→ **ACTION ITEM**
Type the entries out again exactly as they read, but leave every picture behind.

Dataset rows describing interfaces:
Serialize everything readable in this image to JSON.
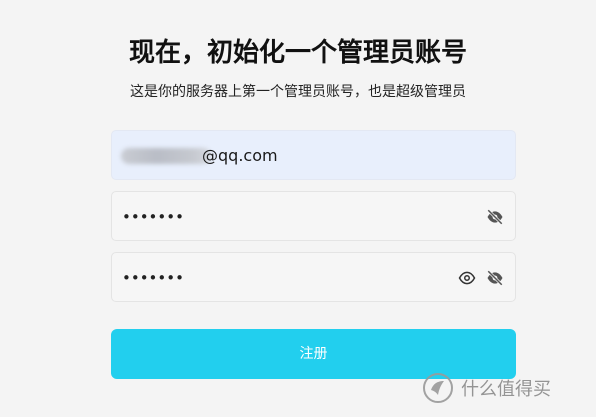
{
  "header": {
    "title": "现在，初始化一个管理员账号",
    "subtitle": "这是你的服务器上第一个管理员账号，也是超级管理员"
  },
  "form": {
    "email_value": "@qq.com",
    "password_value": "•••••••",
    "confirm_password_value": "•••••••",
    "submit_label": "注册"
  },
  "icons": {
    "password_toggle": "eye-slash-icon",
    "confirm_show": "eye-icon",
    "confirm_toggle": "eye-slash-icon"
  },
  "colors": {
    "background": "#f4f4f4",
    "email_field_bg": "#e8effc",
    "submit_bg": "#22cfee",
    "icon": "#555555"
  },
  "watermark": {
    "text": "什么值得买"
  }
}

→ **ANSWER**
Serialize everything readable in this image to JSON.
{
  "header": {
    "title": "现在，初始化一个管理员账号",
    "subtitle": "这是你的服务器上第一个管理员账号，也是超级管理员"
  },
  "form": {
    "email_value": "@qq.com",
    "password_value": "•••••••",
    "confirm_password_value": "•••••••",
    "submit_label": "注册"
  },
  "icons": {
    "password_toggle": "eye-slash-icon",
    "confirm_show": "eye-icon",
    "confirm_toggle": "eye-slash-icon"
  },
  "colors": {
    "background": "#f4f4f4",
    "email_field_bg": "#e8effc",
    "submit_bg": "#22cfee",
    "icon": "#555555"
  },
  "watermark": {
    "text": "什么值得买"
  }
}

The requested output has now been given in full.